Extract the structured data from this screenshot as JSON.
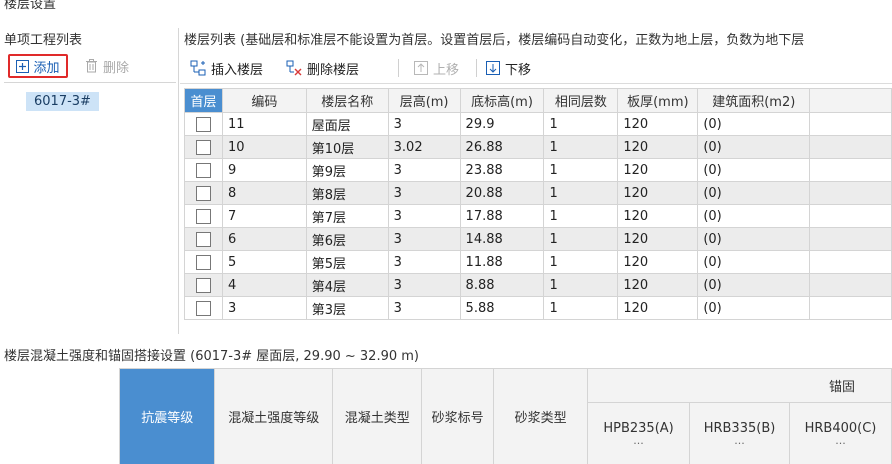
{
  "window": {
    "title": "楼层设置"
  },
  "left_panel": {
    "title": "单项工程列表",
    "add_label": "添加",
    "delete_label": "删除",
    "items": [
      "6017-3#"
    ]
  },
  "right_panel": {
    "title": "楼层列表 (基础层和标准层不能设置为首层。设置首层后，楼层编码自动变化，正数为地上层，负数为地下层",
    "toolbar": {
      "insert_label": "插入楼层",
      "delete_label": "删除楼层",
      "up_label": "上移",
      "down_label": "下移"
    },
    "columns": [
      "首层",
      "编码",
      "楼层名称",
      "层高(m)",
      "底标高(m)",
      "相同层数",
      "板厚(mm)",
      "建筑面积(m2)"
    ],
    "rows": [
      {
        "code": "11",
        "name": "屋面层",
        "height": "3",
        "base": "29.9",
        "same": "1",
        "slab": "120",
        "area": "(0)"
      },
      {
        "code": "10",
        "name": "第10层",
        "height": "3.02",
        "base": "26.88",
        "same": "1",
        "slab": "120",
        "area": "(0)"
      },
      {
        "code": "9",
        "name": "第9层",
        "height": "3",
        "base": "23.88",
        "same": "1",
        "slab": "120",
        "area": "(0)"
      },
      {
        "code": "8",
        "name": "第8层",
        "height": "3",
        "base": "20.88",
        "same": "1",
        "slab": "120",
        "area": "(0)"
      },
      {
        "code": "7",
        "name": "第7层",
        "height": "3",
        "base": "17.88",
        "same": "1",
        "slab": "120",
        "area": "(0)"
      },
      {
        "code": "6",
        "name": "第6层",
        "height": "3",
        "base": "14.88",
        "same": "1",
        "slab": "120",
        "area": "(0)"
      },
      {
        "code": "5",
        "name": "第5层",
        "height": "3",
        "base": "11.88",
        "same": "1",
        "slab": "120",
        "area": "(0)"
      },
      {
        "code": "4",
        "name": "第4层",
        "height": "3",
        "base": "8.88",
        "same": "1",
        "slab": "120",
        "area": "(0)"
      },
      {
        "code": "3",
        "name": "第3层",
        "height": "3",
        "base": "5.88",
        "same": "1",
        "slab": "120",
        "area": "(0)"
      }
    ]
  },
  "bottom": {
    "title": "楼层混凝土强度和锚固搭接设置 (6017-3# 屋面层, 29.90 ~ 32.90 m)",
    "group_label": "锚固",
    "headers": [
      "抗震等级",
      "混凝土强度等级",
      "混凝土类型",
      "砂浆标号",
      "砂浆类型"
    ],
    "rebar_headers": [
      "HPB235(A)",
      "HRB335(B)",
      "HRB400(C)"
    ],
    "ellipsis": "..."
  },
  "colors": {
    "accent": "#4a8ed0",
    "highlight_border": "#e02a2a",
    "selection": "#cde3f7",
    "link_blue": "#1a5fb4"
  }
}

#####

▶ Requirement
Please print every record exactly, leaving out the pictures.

▶ Exercise solution
Extract the structured data from this screenshot as JSON.
{
  "window": {
    "title": "楼层设置"
  },
  "left_panel": {
    "title": "单项工程列表",
    "add_label": "添加",
    "delete_label": "删除",
    "items": [
      "6017-3#"
    ]
  },
  "right_panel": {
    "title": "楼层列表 (基础层和标准层不能设置为首层。设置首层后，楼层编码自动变化，正数为地上层，负数为地下层",
    "toolbar": {
      "insert_label": "插入楼层",
      "delete_label": "删除楼层",
      "up_label": "上移",
      "down_label": "下移"
    },
    "columns": [
      "首层",
      "编码",
      "楼层名称",
      "层高(m)",
      "底标高(m)",
      "相同层数",
      "板厚(mm)",
      "建筑面积(m2)"
    ],
    "rows": [
      {
        "code": "11",
        "name": "屋面层",
        "height": "3",
        "base": "29.9",
        "same": "1",
        "slab": "120",
        "area": "(0)"
      },
      {
        "code": "10",
        "name": "第10层",
        "height": "3.02",
        "base": "26.88",
        "same": "1",
        "slab": "120",
        "area": "(0)"
      },
      {
        "code": "9",
        "name": "第9层",
        "height": "3",
        "base": "23.88",
        "same": "1",
        "slab": "120",
        "area": "(0)"
      },
      {
        "code": "8",
        "name": "第8层",
        "height": "3",
        "base": "20.88",
        "same": "1",
        "slab": "120",
        "area": "(0)"
      },
      {
        "code": "7",
        "name": "第7层",
        "height": "3",
        "base": "17.88",
        "same": "1",
        "slab": "120",
        "area": "(0)"
      },
      {
        "code": "6",
        "name": "第6层",
        "height": "3",
        "base": "14.88",
        "same": "1",
        "slab": "120",
        "area": "(0)"
      },
      {
        "code": "5",
        "name": "第5层",
        "height": "3",
        "base": "11.88",
        "same": "1",
        "slab": "120",
        "area": "(0)"
      },
      {
        "code": "4",
        "name": "第4层",
        "height": "3",
        "base": "8.88",
        "same": "1",
        "slab": "120",
        "area": "(0)"
      },
      {
        "code": "3",
        "name": "第3层",
        "height": "3",
        "base": "5.88",
        "same": "1",
        "slab": "120",
        "area": "(0)"
      }
    ]
  },
  "bottom": {
    "title": "楼层混凝土强度和锚固搭接设置 (6017-3# 屋面层, 29.90 ~ 32.90 m)",
    "group_label": "锚固",
    "headers": [
      "抗震等级",
      "混凝土强度等级",
      "混凝土类型",
      "砂浆标号",
      "砂浆类型"
    ],
    "rebar_headers": [
      "HPB235(A)",
      "HRB335(B)",
      "HRB400(C)"
    ],
    "ellipsis": "..."
  },
  "colors": {
    "accent": "#4a8ed0",
    "highlight_border": "#e02a2a",
    "selection": "#cde3f7",
    "link_blue": "#1a5fb4"
  }
}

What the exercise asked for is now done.